**WORK TASK:** Each line below should be repeated exactly, but no picture should be carried over.

[Data records for software interfaces]

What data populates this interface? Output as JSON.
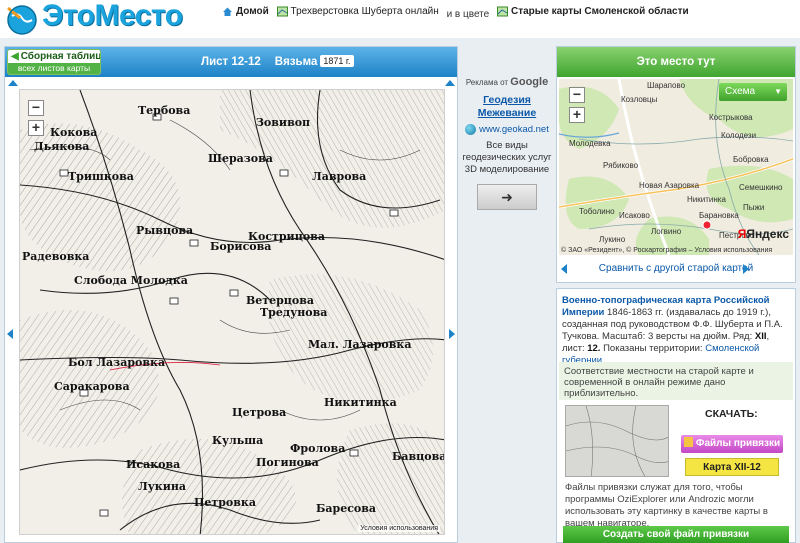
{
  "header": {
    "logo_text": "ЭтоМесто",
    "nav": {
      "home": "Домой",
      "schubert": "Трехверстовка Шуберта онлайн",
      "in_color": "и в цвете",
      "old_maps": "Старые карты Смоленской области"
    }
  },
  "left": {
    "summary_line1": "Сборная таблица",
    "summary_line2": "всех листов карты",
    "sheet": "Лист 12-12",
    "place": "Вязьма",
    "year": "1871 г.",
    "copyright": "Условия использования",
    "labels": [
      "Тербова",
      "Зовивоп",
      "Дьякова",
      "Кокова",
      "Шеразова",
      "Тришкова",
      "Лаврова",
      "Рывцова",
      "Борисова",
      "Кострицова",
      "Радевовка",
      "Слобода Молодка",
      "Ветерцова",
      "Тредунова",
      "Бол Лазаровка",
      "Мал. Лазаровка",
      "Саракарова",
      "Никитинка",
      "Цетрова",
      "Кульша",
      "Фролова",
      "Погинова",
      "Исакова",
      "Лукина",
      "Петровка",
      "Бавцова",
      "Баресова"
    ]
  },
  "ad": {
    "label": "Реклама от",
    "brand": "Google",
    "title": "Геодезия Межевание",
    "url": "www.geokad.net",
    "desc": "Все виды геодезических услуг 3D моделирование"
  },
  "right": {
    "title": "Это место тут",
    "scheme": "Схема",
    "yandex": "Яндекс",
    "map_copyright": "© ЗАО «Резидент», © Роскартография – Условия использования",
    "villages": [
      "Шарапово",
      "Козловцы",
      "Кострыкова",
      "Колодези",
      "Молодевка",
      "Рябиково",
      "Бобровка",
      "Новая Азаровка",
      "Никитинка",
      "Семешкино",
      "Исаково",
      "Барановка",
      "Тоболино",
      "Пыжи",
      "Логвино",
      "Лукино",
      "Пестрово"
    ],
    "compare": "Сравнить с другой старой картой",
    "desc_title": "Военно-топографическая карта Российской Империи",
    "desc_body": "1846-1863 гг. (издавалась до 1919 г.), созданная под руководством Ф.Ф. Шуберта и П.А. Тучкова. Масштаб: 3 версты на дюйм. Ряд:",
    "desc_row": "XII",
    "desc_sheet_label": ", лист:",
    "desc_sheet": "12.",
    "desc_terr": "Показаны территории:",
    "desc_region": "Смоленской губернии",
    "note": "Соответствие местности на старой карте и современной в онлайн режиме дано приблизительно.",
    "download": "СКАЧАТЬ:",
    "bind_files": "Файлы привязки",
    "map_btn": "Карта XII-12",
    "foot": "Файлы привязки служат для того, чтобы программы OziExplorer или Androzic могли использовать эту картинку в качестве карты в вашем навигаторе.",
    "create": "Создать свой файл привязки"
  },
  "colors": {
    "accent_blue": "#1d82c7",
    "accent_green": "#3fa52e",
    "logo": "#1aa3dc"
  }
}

**ANSWER SECTION:**
What data populates this interface? Output as JSON.
{
  "header": {
    "logo_text": "ЭтоМесто",
    "nav": {
      "home": "Домой",
      "schubert": "Трехверстовка Шуберта онлайн",
      "in_color": "и в цвете",
      "old_maps": "Старые карты Смоленской области"
    }
  },
  "left": {
    "summary_line1": "Сборная таблица",
    "summary_line2": "всех листов карты",
    "sheet": "Лист 12-12",
    "place": "Вязьма",
    "year": "1871 г.",
    "copyright": "Условия использования",
    "labels": [
      "Тербова",
      "Зовивоп",
      "Дьякова",
      "Кокова",
      "Шеразова",
      "Тришкова",
      "Лаврова",
      "Рывцова",
      "Борисова",
      "Кострицова",
      "Радевовка",
      "Слобода Молодка",
      "Ветерцова",
      "Тредунова",
      "Бол Лазаровка",
      "Мал. Лазаровка",
      "Саракарова",
      "Никитинка",
      "Цетрова",
      "Кульша",
      "Фролова",
      "Погинова",
      "Исакова",
      "Лукина",
      "Петровка",
      "Бавцова",
      "Баресова"
    ]
  },
  "ad": {
    "label": "Реклама от",
    "brand": "Google",
    "title": "Геодезия Межевание",
    "url": "www.geokad.net",
    "desc": "Все виды геодезических услуг 3D моделирование"
  },
  "right": {
    "title": "Это место тут",
    "scheme": "Схема",
    "yandex": "Яндекс",
    "map_copyright": "© ЗАО «Резидент», © Роскартография – Условия использования",
    "villages": [
      "Шарапово",
      "Козловцы",
      "Кострыкова",
      "Колодези",
      "Молодевка",
      "Рябиково",
      "Бобровка",
      "Новая Азаровка",
      "Никитинка",
      "Семешкино",
      "Исаково",
      "Барановка",
      "Тоболино",
      "Пыжи",
      "Логвино",
      "Лукино",
      "Пестрово"
    ],
    "compare": "Сравнить с другой старой картой",
    "desc_title": "Военно-топографическая карта Российской Империи",
    "desc_body": "1846-1863 гг. (издавалась до 1919 г.), созданная под руководством Ф.Ф. Шуберта и П.А. Тучкова. Масштаб: 3 версты на дюйм. Ряд:",
    "desc_row": "XII",
    "desc_sheet_label": ", лист:",
    "desc_sheet": "12.",
    "desc_terr": "Показаны территории:",
    "desc_region": "Смоленской губернии",
    "note": "Соответствие местности на старой карте и современной в онлайн режиме дано приблизительно.",
    "download": "СКАЧАТЬ:",
    "bind_files": "Файлы привязки",
    "map_btn": "Карта XII-12",
    "foot": "Файлы привязки служат для того, чтобы программы OziExplorer или Androzic могли использовать эту картинку в качестве карты в вашем навигаторе.",
    "create": "Создать свой файл привязки"
  },
  "colors": {
    "accent_blue": "#1d82c7",
    "accent_green": "#3fa52e",
    "logo": "#1aa3dc"
  }
}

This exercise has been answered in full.